       Any  syntax  errors  in  cpp  directives  gives a message to stderr and halts the program.
       Failure to find a #include'd file produces a warning to stderr, but processing continues.

       You can give any number of filenames on the command-line.  The results  are  catenated  on
       standard output.

       -Dsym  define a textual replacement (default value is 1)

              define a textual replacement with a specific value

       -Ipath add a directory to the search path for #include's

       -Ofile specify a file for output (default is stdout)

              only process #ifdef's and #include's,
                                    do not expand macros

              remove #line droppings from the output

              convert C-style comments to whitespace, even outside
                                    cpp directives

              recognise the ANSI # stringise operator, and ## for
                                    token catenation, within macros

       --text treat the input as plain text, not Haskell code

              preserve newlines within macro expansions

              remove literate-style comments

              report version number of cpphs and stop

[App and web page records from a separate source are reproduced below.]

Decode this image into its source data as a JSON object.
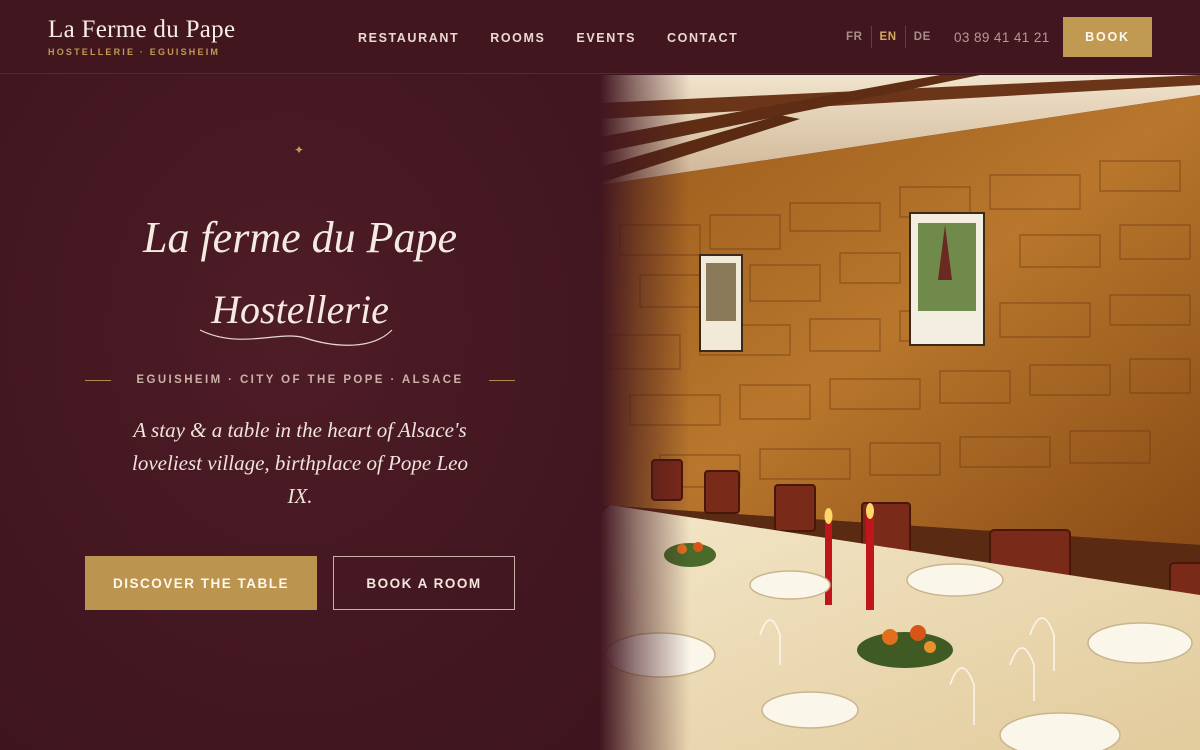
{
  "header": {
    "brand_name": "La Ferme du Pape",
    "brand_sub": "HOSTELLERIE · EGUISHEIM",
    "nav": [
      "RESTAURANT",
      "ROOMS",
      "EVENTS",
      "CONTACT"
    ],
    "languages": [
      "FR",
      "EN",
      "DE"
    ],
    "active_language": "EN",
    "phone": "03 89 41 41 21",
    "book_label": "BOOK"
  },
  "hero": {
    "script_line1": "La ferme du Pape",
    "script_line2": "Hostellerie",
    "tagline": "EGUISHEIM · CITY OF THE POPE · ALSACE",
    "intro": "A stay & a table in the heart of Alsace's loveliest village, birthplace of Pope Leo IX.",
    "cta_primary": "DISCOVER THE TABLE",
    "cta_secondary": "BOOK A ROOM"
  },
  "colors": {
    "background": "#41161f",
    "accent_gold": "#c19a52",
    "text_light": "#f3e6dc"
  },
  "icons": {
    "sparkle": "sparkle-icon"
  }
}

       There are NO textual replacements defined by default.  (Normal cpp usually has definitions
       for machine, OS, etc.  These could easily be added to the cpphs source code if you  wish.)
       The  search  path is searched in order of the -I options, except that the directory of the
       calling file, then the current directory, are always searched first.  Again, there  is  no
       default search path (and again, this could easily be changed).


       In  general,  cpphs  is  based  on  the  -traditional  behaviour,  not ANSI C, and has the
       following main differences from the standard cpp.


       The # that introduces any cpp directive must be in the first column  of  a  line  (whereas
       ANSI permits whitespace before the # ).

       Generates the #line n "filename" syntax, not the # n "filename" variant.

       C  comments are only removed from within cpp directives.  They are not stripped from other
       text.  Consider for instance that in Haskell, all of  the  following  are  valid  operator
       symbols: /* */ */* However, you can turn on C-comment removal with the --strip option.

       Macro language

       Accepts  /**/  for  token-pasting  in  a  macro definition.  However, /* */ (with any text
       between the open/close comment) inserts whitespace.

       The ANSI ## token-pasting operator is available with the --hashes flag.  This is to  avoid
       misinterpreting any valid Haskell operator of the same name.

       Replaces  a macro formal parameter with the actual, even inside a string (double or single
       quoted).  This is -traditional behaviour, not supported in ANSI.

       Recognises the # stringisation operator in a macro definition only if you use the --hashes
       option.   (It  is  an  ANSI  addition, only needed because quoted stringisation (above) is
       prohibited by ANSI.)

       Preserves whitespace within a textual replacement definition  exactly  (modulo  newlines),
       but leading and trailing space is eliminated.

       Preserves  whitespace  within  a  macro  definition  (and  trailing  it)  exactly  (modulo
       newlines), but leading space is eliminated.

       Preserves whitespace within macro call arguments exactly (including newlines), but leading
       and trailing space is eliminated.

       With  the --layout option, line continuations in a textual replacement or macro definition
       are preserved as line-breaks in the macro call.   (Useful  for  layout-sensitive  code  in


       Bug   reports,   and   any   other   feedback,   should   be   sent   to  Malcolm  Wallace


       Copyright © 2004-2005 Malcolm Wallace, except for ParseLib (Copyright © 1995 Graham Hutton
       and Erik Meijer).

       The  library  modules  in  cpphs  are distributed under the terms of the LGPL. If that's a
       problem for you, contact me to make other arrangements.  The  application  module  Main.hs
       itself is GPL.




       This  manual  page  was written, based on index.html, by Ian Lynagh <> for
       the Debian system (but may be used by others).